There were three gaolers charged with guarding Edward III at Berkeley Castle - John Maltravers, Thomas Guerney, and the hunchback William Ockle. Although the castle is owned by Thomas Berkeley, Lord Berkeley wisely kept his distance from the
confinement of the king. What was the fate of these ruffians, and why did Edward III specifically say to Edmund Beche: "...your task is to research the background of my father's death. Not, I repeat, not to hunt down his murderers. That is the task of others."
With so many questions, and the case sixteen years old, and most of the witnesses long since disappeared, Beche embarks on his search for information.
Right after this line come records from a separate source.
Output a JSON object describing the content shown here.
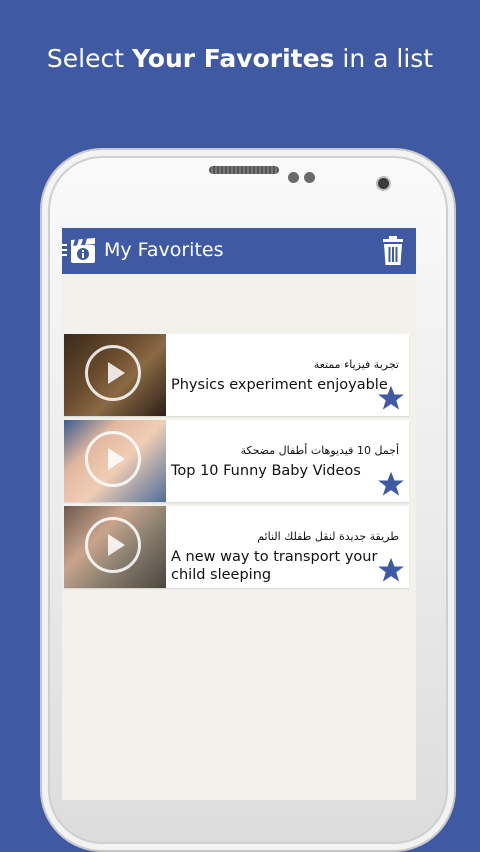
{
  "headline": {
    "pre": "Select ",
    "bold": "Your Favorites",
    "post": " in a list"
  },
  "app": {
    "title": "My Favorites"
  },
  "favorites": [
    {
      "title_ar": "تجربة فيزياء ممتعة",
      "title_en": "Physics experiment enjoyable"
    },
    {
      "title_ar": "أجمل 10 فيديوهات أطفال مضحكة",
      "title_en": "Top 10 Funny Baby Videos"
    },
    {
      "title_ar": "طريقة جديدة لنقل طفلك النائم",
      "title_en": "A new way to transport your child sleeping"
    }
  ],
  "colors": {
    "brand": "#3f5aa3",
    "star": "#3f5aa3"
  }
}
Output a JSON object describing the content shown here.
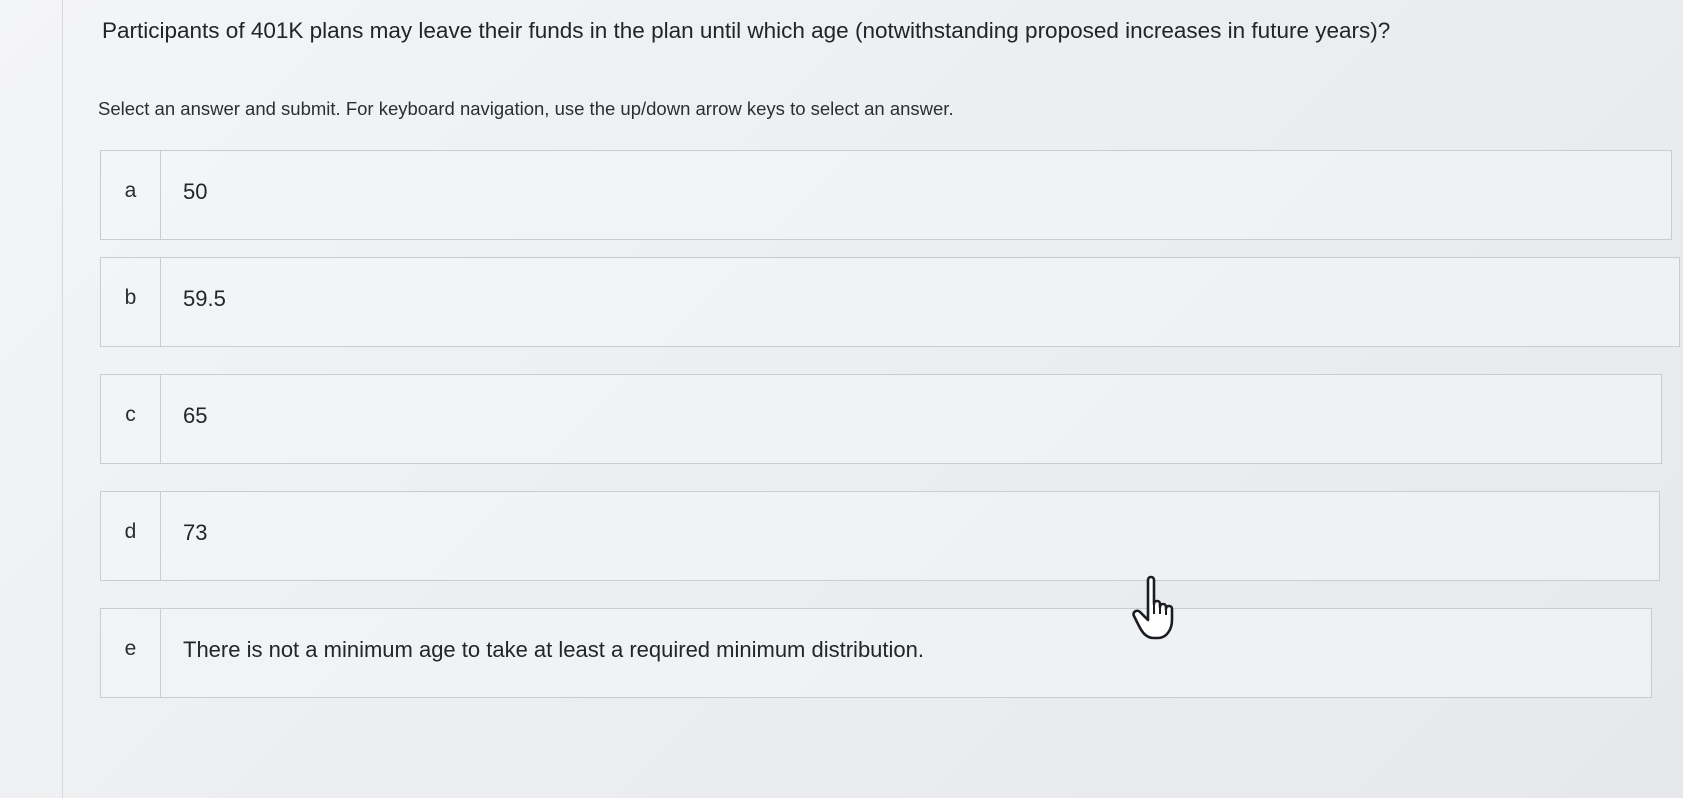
{
  "question": {
    "text": "Participants of 401K plans may leave their funds in the plan until which age (notwithstanding proposed increases in future years)?",
    "instructions": "Select an answer and submit. For keyboard navigation, use the up/down arrow keys to select an answer."
  },
  "options": [
    {
      "letter": "a",
      "text": "50"
    },
    {
      "letter": "b",
      "text": "59.5"
    },
    {
      "letter": "c",
      "text": "65"
    },
    {
      "letter": "d",
      "text": "73"
    },
    {
      "letter": "e",
      "text": "There is not a minimum age to take at least a required minimum distribution."
    }
  ],
  "cursor": {
    "icon": "hand-pointer-icon"
  }
}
He interviews the few people still alive who might know some information, including the ruthless and
dangerous Queen Isabella. Unlike Hugh Corbett, Edmund Beche proves to be handy with weapons and capable of fighting - which comes into play more than once. Medieval England was a dangerous place, murder and violence were commonplace. Beche is constantly on guard, and beset by forces that would
prefer that he doesn't uncover the truth.
I had just recently finished another novel set in the reign of Edward III - The Lady Chapel by Candace Robb. It was interesting to see Edward III appear again as a character in another mystery novel. Apparently, the death of Edward II is an actual historical
mystery - not as famous as the disappearance of the two princes from the Tower of London under Richard III, but a mystery nonetheless. It is widely presumed that Edward II was murdered. Doherty has Beche follow the clues and offers the reader a possible explanation of what might have occurred.
Like Spy in Chancery, Death of a King is a fast read at just 176 pages. Doherty's style is crisp and plot driven. Beche ends up in Edward III's army and participates in the famous Battle of Crecy - and this major battle is detailed in just a few pages. Each
chapter in this book is presented as a letter from Beche to his trusted friend, Richard Bliton, Prior of Crowland Abbey. The mysteries and discoveries that Beche uncovers are too amazing and dangerous for Beche to bear alone, and so with each letter to Richard, Beche describes his harrowing investigation,
his conclusions from the available clues, and next steps he intends to take.
Once again, P. C. Doherty has entertained me with his medieval mystery, so I hope to find the first Hugh Corbett tale and read that next.